[Opening DATA PROVIDED section]

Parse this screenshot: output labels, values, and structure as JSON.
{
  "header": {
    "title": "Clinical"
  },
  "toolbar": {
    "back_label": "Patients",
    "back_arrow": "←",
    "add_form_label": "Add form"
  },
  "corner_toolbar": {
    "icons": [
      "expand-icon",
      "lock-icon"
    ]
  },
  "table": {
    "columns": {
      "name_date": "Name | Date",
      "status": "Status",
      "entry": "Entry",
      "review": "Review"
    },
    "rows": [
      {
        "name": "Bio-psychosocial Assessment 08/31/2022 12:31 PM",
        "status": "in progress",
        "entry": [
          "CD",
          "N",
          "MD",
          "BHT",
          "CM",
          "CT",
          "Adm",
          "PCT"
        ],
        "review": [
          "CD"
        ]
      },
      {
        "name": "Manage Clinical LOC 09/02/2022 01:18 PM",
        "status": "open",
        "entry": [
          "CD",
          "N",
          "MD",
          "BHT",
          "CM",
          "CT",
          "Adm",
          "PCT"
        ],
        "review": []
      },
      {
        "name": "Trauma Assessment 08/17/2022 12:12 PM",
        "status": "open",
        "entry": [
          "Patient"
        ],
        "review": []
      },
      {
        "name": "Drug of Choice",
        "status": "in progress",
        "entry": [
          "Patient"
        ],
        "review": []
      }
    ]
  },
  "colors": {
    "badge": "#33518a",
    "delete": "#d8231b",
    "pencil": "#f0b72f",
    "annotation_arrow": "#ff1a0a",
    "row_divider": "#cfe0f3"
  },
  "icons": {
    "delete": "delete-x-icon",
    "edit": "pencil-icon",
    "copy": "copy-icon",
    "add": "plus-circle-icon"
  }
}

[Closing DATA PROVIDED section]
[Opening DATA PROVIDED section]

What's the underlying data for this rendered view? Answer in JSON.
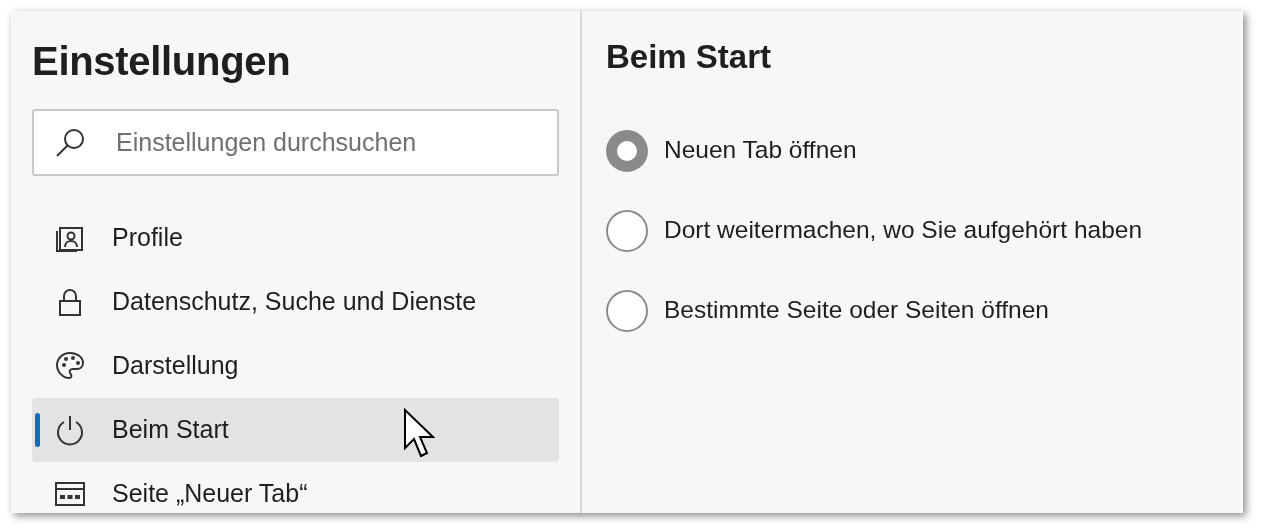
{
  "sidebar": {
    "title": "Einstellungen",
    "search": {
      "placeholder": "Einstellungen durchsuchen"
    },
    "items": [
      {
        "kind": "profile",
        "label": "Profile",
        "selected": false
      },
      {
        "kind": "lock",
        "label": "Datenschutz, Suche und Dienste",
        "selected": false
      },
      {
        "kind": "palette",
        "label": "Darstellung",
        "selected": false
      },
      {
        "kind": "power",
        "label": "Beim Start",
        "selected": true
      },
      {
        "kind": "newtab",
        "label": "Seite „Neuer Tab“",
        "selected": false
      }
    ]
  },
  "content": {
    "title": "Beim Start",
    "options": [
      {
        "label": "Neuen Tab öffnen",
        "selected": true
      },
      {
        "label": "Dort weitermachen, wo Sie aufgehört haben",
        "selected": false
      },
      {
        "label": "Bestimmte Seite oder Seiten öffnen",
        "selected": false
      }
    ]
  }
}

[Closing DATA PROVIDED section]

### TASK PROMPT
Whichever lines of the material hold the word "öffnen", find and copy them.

### FINISHED TASK
        "label": "Neuen Tab öffnen",
        "label": "Bestimmte Seite oder Seiten öffnen",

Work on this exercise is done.